WHAT ARE SOME COMMON RISK FACTORS?


MTSS is typically associated with biomechanical irregularities of the leg [9]. Many of the risk factors for MTSS are preventable but trying to control all of them is impossible. This list below is not meant to be exhaustive.


  • Body Mass Index

  • A BMI > 20.2 has been shown to be an intrinsic factor for cross country runners [7].

  • Bone geometry

  • Studies have shown that there is a clear association between smaller tibial bones and tibial stress injuries. [8-11].

  • Hip External Range of motion (ROM)

  • Both tightness and hypermobility can increase tibial loading during activity or alter the angle of the femoral neck at the hip joint, thereby increasing torque on the lower leg. [3].

  • Muscle Imbalance and Tightness

  • Tightness of the triceps surae (gastrocnemius, soleus and plantaris muscles) is associated with MTSS. [3]. Athletes with weaker and leaner calves are more prone to muscle fatigue in the calves, which can lead to poor running mechanics and strain on the shin. [3].

  • Weak Core

  • A strong core and hips are important in maintaining a strong kinematic chain. Weak core can lead to biomechanical issues which in turn can lead to injury. If the core is weak the body cannot efficiently transfer the force from one part of the body to another and force starts to “leak” into areas that it should not be.

  • Training History

  • Running experience is strongly associated with the development of shin pain. [13]. Newer runners tend to get shin pain more than runners that have been running for years. This could possibly be to the lower leg muscles becoming more conditioning over the years.

  • Pronation

  • Pronation of the subtalar joint foot is one of the most consistently found risk factors in MTSS [2].

  • Individuals with flat feet are more prone to develop MTTS due to foot rolling inward when it lands causing the tibia to twist, which in turn causes stress on the lower leg.

  • Individuals with high arches are also prone to MTTS due to their feet being poor shock absorbers.

  • Sex

  • Females are typically more likely to develop MTTS than males. [2, 12].

  • Female runners typically have a delayed onset of menstruation which can lead to lower bone density in the tibia. [14].

  • No long term studies but other risk factors may include the following:

  • Old shoes

  • Changing to different shoes

  • Orthotics may help although studies are inconclusive

  • Change of training terrain

  • Running intensity


HOW TO TREAT MTSS?


Rest


While it may not be ideal for many athletes, rest is probably the most well known and important treatment of MTSS. [3]. Most athletes do not want to rest and feel that they are missing out on their sport. Cryotherapy such as ice bags on the shins after training may help with inflammation. During this period cross training is most likely the athlete’s best friend, as the athlete does not want to lose aerobic fitness while allowing for the shins to recover.


Change The Training


I feel this may be the most neglected part of many injury recovery programs.

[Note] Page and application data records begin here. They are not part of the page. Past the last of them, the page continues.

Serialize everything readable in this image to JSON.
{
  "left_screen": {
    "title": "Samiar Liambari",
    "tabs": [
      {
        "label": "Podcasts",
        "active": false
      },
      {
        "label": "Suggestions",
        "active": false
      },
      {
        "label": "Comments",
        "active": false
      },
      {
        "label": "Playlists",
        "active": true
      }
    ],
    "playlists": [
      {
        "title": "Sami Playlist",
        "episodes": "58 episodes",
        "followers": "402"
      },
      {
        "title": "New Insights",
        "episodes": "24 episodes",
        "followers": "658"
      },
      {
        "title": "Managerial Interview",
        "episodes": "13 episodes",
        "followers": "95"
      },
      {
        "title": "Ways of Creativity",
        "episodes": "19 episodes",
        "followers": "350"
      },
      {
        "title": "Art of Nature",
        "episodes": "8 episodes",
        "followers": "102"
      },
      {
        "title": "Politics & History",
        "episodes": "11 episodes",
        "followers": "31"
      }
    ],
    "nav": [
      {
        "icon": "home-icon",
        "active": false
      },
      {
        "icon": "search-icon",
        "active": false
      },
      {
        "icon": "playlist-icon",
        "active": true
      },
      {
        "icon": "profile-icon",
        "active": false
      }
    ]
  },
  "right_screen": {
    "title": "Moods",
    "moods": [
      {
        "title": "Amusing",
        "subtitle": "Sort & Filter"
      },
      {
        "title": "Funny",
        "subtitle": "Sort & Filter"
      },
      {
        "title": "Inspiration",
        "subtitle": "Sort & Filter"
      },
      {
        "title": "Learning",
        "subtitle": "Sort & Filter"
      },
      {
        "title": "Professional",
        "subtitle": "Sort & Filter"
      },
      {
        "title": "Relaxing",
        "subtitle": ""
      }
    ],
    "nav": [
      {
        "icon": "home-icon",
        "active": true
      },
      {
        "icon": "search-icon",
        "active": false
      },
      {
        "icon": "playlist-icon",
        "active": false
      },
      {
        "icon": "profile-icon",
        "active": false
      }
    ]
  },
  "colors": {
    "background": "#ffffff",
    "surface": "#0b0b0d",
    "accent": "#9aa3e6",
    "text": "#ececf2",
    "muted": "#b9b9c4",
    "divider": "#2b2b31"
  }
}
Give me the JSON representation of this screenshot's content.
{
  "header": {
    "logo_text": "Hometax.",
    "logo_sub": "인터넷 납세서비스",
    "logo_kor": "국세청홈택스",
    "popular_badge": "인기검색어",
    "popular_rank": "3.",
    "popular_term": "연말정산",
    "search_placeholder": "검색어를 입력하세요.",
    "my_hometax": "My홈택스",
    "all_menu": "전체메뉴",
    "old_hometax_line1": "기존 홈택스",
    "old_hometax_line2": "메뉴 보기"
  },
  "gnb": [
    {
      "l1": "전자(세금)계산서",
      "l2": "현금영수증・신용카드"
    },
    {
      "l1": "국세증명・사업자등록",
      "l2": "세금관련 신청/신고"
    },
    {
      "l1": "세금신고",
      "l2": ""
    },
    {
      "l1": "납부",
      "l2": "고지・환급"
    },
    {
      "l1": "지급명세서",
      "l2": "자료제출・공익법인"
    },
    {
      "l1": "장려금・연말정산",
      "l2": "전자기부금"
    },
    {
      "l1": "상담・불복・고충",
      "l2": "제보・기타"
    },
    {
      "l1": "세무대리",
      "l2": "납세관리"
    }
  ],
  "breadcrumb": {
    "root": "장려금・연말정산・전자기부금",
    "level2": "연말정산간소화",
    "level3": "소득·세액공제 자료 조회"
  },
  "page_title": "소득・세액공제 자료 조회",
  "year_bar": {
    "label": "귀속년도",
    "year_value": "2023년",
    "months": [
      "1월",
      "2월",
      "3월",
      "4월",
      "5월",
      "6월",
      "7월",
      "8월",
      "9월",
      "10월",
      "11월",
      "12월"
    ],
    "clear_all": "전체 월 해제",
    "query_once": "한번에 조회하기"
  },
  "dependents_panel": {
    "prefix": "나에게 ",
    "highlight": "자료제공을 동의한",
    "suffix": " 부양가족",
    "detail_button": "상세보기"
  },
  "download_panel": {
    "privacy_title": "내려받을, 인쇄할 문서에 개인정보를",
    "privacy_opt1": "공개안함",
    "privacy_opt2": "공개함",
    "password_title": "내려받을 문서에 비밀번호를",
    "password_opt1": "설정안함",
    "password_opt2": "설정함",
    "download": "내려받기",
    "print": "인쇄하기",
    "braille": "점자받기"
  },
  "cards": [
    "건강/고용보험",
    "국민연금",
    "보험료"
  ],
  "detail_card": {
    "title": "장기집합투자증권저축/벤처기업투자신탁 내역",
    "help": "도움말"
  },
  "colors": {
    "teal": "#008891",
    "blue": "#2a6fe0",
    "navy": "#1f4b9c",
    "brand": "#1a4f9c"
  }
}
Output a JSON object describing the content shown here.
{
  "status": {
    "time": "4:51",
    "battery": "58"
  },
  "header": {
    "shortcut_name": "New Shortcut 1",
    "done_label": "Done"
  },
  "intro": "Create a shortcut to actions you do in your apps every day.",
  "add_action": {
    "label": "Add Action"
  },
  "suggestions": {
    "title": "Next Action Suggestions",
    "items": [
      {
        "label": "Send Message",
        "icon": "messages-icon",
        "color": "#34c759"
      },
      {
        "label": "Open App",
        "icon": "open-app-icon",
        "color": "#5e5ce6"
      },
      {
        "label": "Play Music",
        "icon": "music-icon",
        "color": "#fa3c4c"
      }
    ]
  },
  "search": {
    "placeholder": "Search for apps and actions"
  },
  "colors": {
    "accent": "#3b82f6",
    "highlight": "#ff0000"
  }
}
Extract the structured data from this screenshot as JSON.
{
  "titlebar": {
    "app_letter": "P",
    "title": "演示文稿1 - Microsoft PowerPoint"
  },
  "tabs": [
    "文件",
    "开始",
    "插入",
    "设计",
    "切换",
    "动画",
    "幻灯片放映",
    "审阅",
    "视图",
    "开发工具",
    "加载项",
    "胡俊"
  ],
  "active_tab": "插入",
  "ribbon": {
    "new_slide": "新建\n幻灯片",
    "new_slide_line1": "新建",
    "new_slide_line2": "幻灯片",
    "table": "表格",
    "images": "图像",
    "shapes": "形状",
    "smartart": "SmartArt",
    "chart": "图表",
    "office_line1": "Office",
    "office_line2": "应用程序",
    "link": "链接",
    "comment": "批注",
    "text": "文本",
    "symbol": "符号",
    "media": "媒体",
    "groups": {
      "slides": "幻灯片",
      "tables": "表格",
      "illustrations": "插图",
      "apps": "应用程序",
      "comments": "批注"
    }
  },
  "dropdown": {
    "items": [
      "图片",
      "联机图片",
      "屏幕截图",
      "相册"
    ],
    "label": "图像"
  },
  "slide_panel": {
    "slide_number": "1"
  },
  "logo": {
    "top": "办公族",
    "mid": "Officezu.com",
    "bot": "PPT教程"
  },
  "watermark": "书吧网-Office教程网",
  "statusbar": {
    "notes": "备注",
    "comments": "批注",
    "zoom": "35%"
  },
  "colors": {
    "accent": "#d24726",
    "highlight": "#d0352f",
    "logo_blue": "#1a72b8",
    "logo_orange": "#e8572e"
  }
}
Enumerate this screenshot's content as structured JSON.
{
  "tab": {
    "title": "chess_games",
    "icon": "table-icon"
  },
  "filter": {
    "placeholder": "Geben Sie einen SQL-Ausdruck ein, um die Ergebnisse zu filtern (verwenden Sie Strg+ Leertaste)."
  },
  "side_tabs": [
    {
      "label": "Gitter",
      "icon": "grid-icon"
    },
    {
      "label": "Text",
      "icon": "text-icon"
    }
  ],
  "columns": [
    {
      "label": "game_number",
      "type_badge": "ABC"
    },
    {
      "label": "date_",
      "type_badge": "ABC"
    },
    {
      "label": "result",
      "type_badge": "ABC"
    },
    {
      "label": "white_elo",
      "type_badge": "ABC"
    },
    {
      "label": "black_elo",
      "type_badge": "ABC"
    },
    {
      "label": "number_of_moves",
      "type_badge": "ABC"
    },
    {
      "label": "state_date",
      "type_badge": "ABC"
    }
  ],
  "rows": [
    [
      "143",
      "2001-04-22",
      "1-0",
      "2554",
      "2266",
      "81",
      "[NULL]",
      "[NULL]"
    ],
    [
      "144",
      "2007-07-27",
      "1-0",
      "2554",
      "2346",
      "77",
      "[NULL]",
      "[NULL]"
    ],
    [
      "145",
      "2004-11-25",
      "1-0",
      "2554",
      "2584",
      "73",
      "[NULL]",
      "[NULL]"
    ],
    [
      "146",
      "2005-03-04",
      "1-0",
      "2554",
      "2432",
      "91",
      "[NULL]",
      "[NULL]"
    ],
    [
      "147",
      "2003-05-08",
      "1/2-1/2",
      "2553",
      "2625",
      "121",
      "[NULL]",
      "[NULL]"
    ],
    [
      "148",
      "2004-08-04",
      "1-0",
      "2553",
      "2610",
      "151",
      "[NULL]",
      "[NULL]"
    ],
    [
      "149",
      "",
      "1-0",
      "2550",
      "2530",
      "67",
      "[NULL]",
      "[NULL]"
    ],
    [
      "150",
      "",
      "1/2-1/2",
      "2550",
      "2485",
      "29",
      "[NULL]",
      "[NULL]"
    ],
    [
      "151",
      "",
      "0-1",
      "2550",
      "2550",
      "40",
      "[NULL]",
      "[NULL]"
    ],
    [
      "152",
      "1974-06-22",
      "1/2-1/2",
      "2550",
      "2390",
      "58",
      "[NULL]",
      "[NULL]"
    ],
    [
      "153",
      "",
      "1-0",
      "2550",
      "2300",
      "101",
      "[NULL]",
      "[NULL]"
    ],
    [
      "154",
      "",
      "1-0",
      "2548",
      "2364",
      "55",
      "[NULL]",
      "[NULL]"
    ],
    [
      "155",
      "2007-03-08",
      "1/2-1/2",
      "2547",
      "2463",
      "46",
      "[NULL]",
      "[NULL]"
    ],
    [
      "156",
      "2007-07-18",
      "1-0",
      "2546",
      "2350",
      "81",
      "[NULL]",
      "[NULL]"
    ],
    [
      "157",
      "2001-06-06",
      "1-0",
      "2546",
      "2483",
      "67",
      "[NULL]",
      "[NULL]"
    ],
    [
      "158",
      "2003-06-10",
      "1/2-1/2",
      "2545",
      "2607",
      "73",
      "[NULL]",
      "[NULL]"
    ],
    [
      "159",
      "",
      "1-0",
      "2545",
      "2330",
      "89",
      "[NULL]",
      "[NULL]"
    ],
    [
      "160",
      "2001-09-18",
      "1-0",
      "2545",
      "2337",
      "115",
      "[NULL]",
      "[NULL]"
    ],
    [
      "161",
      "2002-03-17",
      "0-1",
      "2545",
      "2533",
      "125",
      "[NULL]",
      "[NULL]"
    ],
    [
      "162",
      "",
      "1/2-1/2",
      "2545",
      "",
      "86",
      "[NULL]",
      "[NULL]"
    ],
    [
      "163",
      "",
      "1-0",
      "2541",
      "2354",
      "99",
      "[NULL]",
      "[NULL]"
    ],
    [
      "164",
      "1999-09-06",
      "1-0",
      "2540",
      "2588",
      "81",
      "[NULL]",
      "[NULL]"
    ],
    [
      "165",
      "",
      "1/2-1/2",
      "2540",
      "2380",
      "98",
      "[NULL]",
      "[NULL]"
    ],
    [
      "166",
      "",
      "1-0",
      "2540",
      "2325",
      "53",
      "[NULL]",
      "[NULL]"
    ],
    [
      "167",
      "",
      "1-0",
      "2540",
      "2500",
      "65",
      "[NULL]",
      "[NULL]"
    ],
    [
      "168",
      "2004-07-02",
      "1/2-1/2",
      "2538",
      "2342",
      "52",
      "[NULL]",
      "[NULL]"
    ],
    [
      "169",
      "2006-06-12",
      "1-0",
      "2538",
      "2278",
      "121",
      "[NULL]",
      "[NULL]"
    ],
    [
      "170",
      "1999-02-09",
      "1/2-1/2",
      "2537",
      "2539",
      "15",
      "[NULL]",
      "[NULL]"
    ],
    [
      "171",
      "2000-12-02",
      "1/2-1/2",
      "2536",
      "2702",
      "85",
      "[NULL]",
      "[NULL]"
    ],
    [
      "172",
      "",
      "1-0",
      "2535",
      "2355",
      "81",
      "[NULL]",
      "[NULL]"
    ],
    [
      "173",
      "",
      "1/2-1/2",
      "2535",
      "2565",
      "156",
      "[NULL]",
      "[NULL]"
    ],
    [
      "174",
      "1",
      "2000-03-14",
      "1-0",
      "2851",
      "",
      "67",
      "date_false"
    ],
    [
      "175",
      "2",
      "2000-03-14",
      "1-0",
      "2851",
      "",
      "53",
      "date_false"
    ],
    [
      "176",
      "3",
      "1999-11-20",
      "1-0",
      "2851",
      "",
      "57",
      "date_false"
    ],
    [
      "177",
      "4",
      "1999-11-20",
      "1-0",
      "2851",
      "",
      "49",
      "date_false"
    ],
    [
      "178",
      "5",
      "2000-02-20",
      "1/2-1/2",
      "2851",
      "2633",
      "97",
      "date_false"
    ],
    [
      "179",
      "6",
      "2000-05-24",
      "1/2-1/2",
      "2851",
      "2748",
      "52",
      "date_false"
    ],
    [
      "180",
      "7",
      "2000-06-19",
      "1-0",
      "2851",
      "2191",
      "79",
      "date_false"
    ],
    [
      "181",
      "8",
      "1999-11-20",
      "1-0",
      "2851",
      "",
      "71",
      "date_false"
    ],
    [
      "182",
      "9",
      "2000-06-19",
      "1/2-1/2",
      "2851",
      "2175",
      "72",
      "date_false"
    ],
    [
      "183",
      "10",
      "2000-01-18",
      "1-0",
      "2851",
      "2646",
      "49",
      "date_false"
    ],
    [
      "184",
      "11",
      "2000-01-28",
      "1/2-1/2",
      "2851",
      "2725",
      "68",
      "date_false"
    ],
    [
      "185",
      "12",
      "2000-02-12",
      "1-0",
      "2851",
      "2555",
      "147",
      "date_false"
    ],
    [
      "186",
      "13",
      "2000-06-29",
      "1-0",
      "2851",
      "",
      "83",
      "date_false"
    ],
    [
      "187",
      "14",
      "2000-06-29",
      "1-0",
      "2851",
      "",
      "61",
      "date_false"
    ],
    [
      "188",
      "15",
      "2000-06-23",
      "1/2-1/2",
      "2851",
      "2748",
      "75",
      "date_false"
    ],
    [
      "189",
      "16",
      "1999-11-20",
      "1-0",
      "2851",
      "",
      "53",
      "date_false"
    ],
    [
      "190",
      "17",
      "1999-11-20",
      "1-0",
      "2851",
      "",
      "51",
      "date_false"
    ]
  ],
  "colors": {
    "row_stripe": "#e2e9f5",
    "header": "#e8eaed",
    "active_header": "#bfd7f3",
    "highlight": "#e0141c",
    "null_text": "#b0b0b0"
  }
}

The athlete comes back healthy and feeling good but fails to address the underlying issue that caused MTSS. The athlete cannot “jump” back at the same level or mileage. There must be a gradual increase in mileage and whatever caused the biomechanical problems needs to be addressed before the athlete gets injured again. [3]. Athletes can continue to cross train some days while running some days to allow the body to fully adjust to the training. A plan might look something like cutting running by 50% while swimming or biking on the other days.


Lower Leg Strengthening


I am a huge advocate of lower leg strengthening and stretching. In my experience most runners' calves are too tight and too weak. Most athletes do not have to worry about a lack of joint stiffness when it comes to the ankle area. This can be done by doing leg raises on a stair or other elevated area. The purpose should be to work the eccentric part of the calf while working the inner and outer parts as well to ensure that the entire leg is strengthened and stretched.


Manual Techniques